Actress Kristin Scott Thomas has an interview in The Irish Times that extends over her entire career. Most recently she appeared in the Winston Churchill docudrama The Darkest Hour. She finds she has generally had better success with her roles in French films, although there are exceptions:
… it’s interesting to note the films she speaks most fondly of: a 1988 adaptation of Evelyn Waugh’s A Handful of Dust; the Romanian comedy An Unforgettable Summer (shot not too long after the fall of Ceausescu); Catherine Corsini’s marital-implosion drama, Leaving.
The Handful of Dust adaptation was a product of the same producer/director team that gave us the 1981 Granada adaptation of Brideshead Revisited.
A different class of celebrity is represented in The Tatler which has an article by Richard Prendlebury about the careers of famous English war correspondents. The article seems to focus on the career of William Howard Russell who reported the Crimean War for The Times as its paradigm, but gives Evelyn Waugh his due:
Who could fill [his shoes] after Russell was gone? Not … the writer Evelyn Waugh, who covered the Abyssinian campaign for the Daily Mail in 1936. He did so with little enthusiasm and a singular lack of sympathy for the embattled country. But his observations, dressed in fiction, became the satirical novel Scoop, the war correspondent’s ‘bible’, as it is so often described. Waugh managed to capture the absurdity of almost everything about the job – let’s say 95 per cent – that occurs until the time when one is on the frontline and among those who are trying their very best to kill each other.

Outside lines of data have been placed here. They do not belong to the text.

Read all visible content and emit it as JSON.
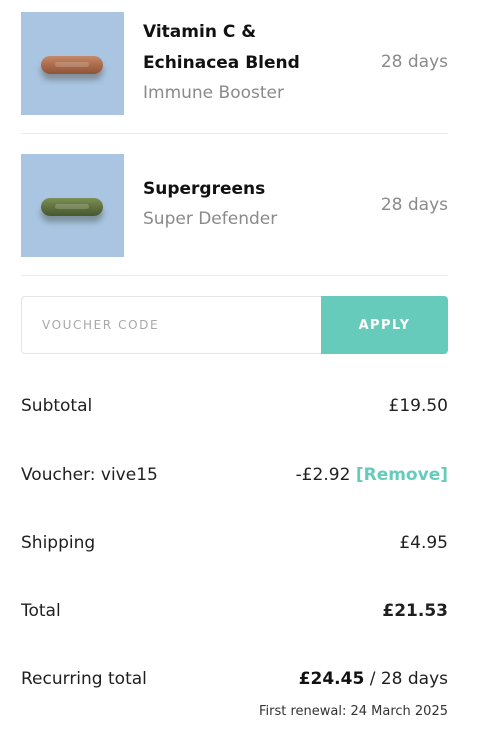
{
  "products": [
    {
      "name": "Vitamin C & Echinacea Blend",
      "subtitle": "Immune Booster",
      "duration": "28 days",
      "image_icon": "orange-capsule-image"
    },
    {
      "name": "Supergreens",
      "subtitle": "Super Defender",
      "duration": "28 days",
      "image_icon": "green-capsule-image"
    }
  ],
  "voucher": {
    "placeholder": "VOUCHER CODE",
    "value": "",
    "apply_label": "APPLY"
  },
  "summary": {
    "subtotal_label": "Subtotal",
    "subtotal_value": "£19.50",
    "voucher_label": "Voucher: vive15",
    "voucher_value": "-£2.92",
    "remove_label": "[Remove]",
    "shipping_label": "Shipping",
    "shipping_value": "£4.95",
    "total_label": "Total",
    "total_value": "£21.53",
    "recurring_label": "Recurring total",
    "recurring_value": "£24.45",
    "recurring_period": " / 28 days",
    "renewal_text": "First renewal: 24 March 2025"
  },
  "colors": {
    "accent": "#67cbbb",
    "thumbnail_bg": "#a9c5e1",
    "muted_text": "#8a8a8a"
  }
}
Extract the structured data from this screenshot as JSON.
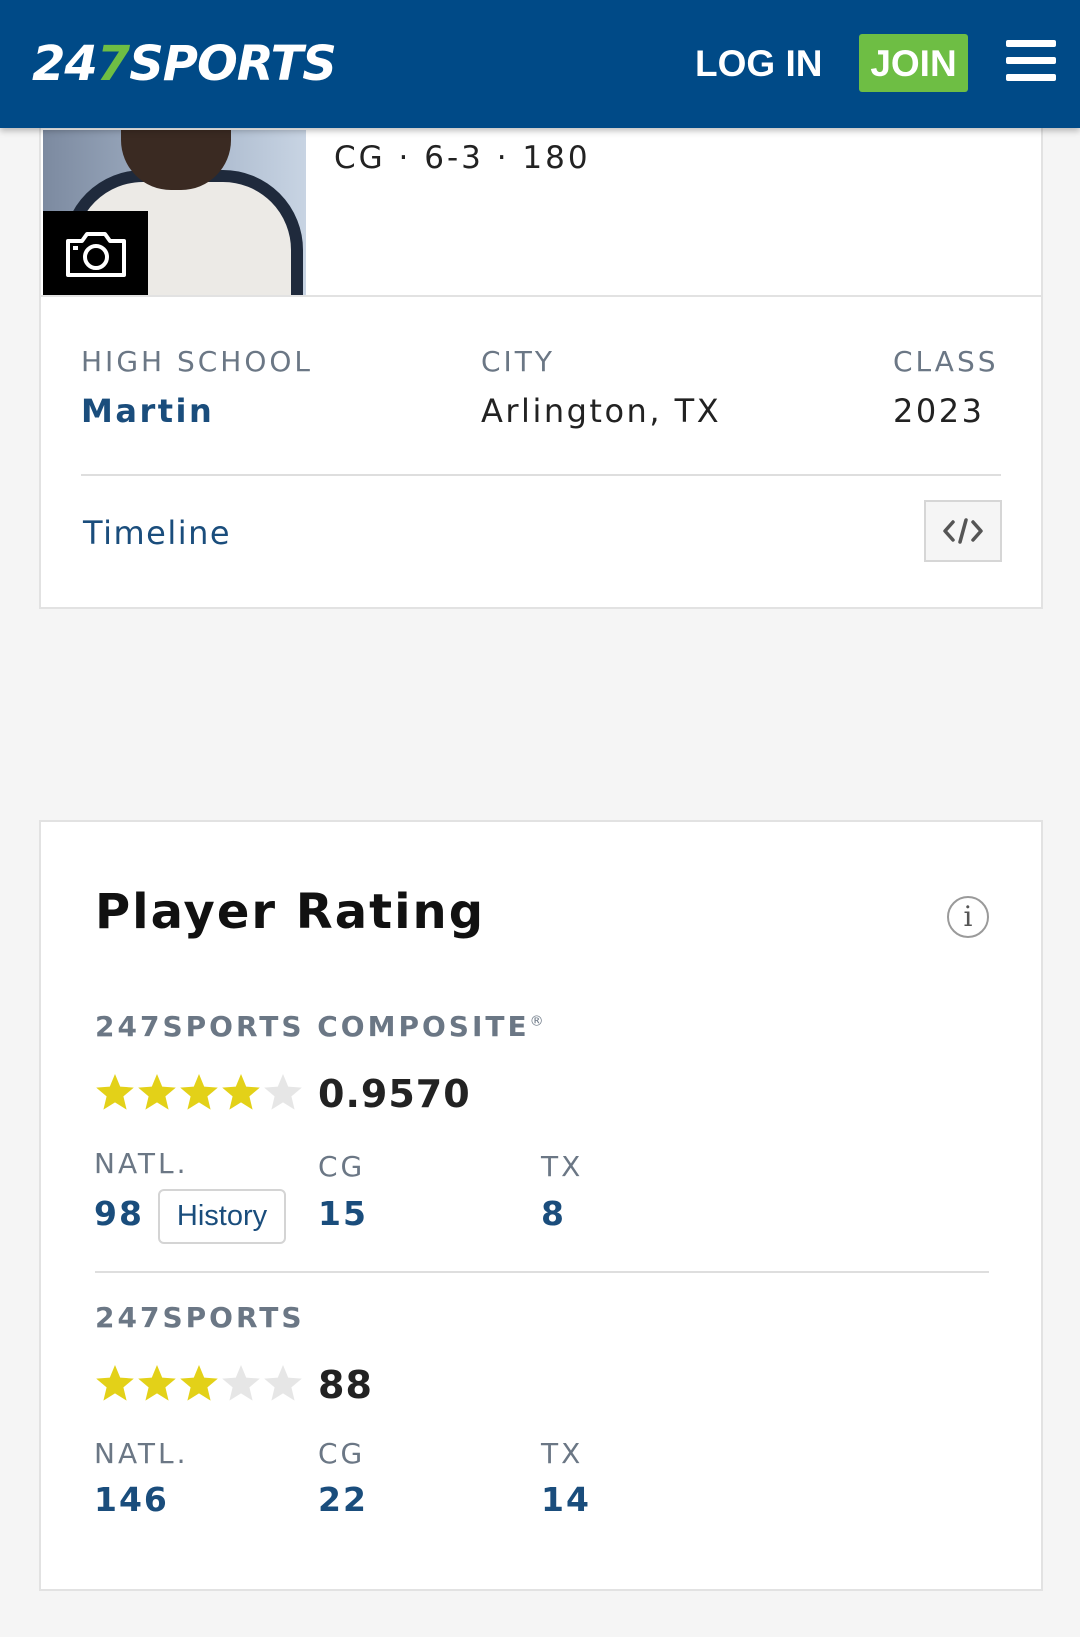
{
  "header": {
    "logo_prefix": "24",
    "logo_seven": "7",
    "logo_suffix": "SPORTS",
    "login_label": "LOG IN",
    "join_label": "JOIN",
    "menu_icon": "hamburger-icon",
    "brand_color": "#004a87",
    "accent_color": "#6ebe44"
  },
  "profile": {
    "vitals": "CG · 6-3 · 180",
    "photo_button_icon": "camera-icon",
    "high_school_label": "HIGH SCHOOL",
    "high_school_value": "Martin",
    "city_label": "CITY",
    "city_value": "Arlington, TX",
    "class_label": "CLASS",
    "class_value": "2023",
    "timeline_label": "Timeline",
    "embed_icon": "code-embed-icon"
  },
  "rating": {
    "title": "Player Rating",
    "info_icon": "info-icon",
    "composite": {
      "label": "247SPORTS COMPOSITE",
      "registered": "®",
      "stars": 4,
      "stars_max": 5,
      "score": "0.9570",
      "natl_label": "NATL.",
      "natl_value": "98",
      "history_label": "History",
      "pos_label": "CG",
      "pos_value": "15",
      "state_label": "TX",
      "state_value": "8"
    },
    "sports247": {
      "label": "247SPORTS",
      "stars": 3,
      "stars_max": 5,
      "score": "88",
      "natl_label": "NATL.",
      "natl_value": "146",
      "pos_label": "CG",
      "pos_value": "22",
      "state_label": "TX",
      "state_value": "14"
    },
    "star_color_on": "#e3d118",
    "star_color_off": "#e6e6e6"
  }
}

Finally, perennial celebrity wannabee Taki Theodoracopulos has written an essay on his weblog in which he bemoans the decline in the English aristocratic standards marked by Prince Harry’s choice of a mixed-race American actress as his bride. He supposes that:
Snobs like Evelyn Waugh, who wrote about madcap aristocrats and their follies, must be really turning over in their graves. Today’s Charles Ryder more resembles Rex Mottram in his search for an ideal wife, celebrity and money replacing blue blood and tradition. Everyone, even a writer for The Spectator by the noble name of Harry Mount, has called this state of affairs marvelous: the fact that class barriers of the past have been replaced by barriers of money and fame, even beauty. I am not among them.
Once again, I am not sure I grasp this point about Waugh’s characters. Both Charles Ryder and Rex Mottram in their day sought the hand of the same English aristocratic beauty–Julia Flyte. And in their day, Rex already had the money and celebrity as a businessman and politician and wasn’t seeking more of that through his marriage to Julia but was seeking heightened social status. And Charles had already married an aristocrat of a higher status that Julia who didn’t come freighted with Julia’s Roman Catholic baggage. So how would Charles be more like Rex today? Taki seems to have picked up this confusion from the same Harry Mount article he criticises in his essay. See earlier post.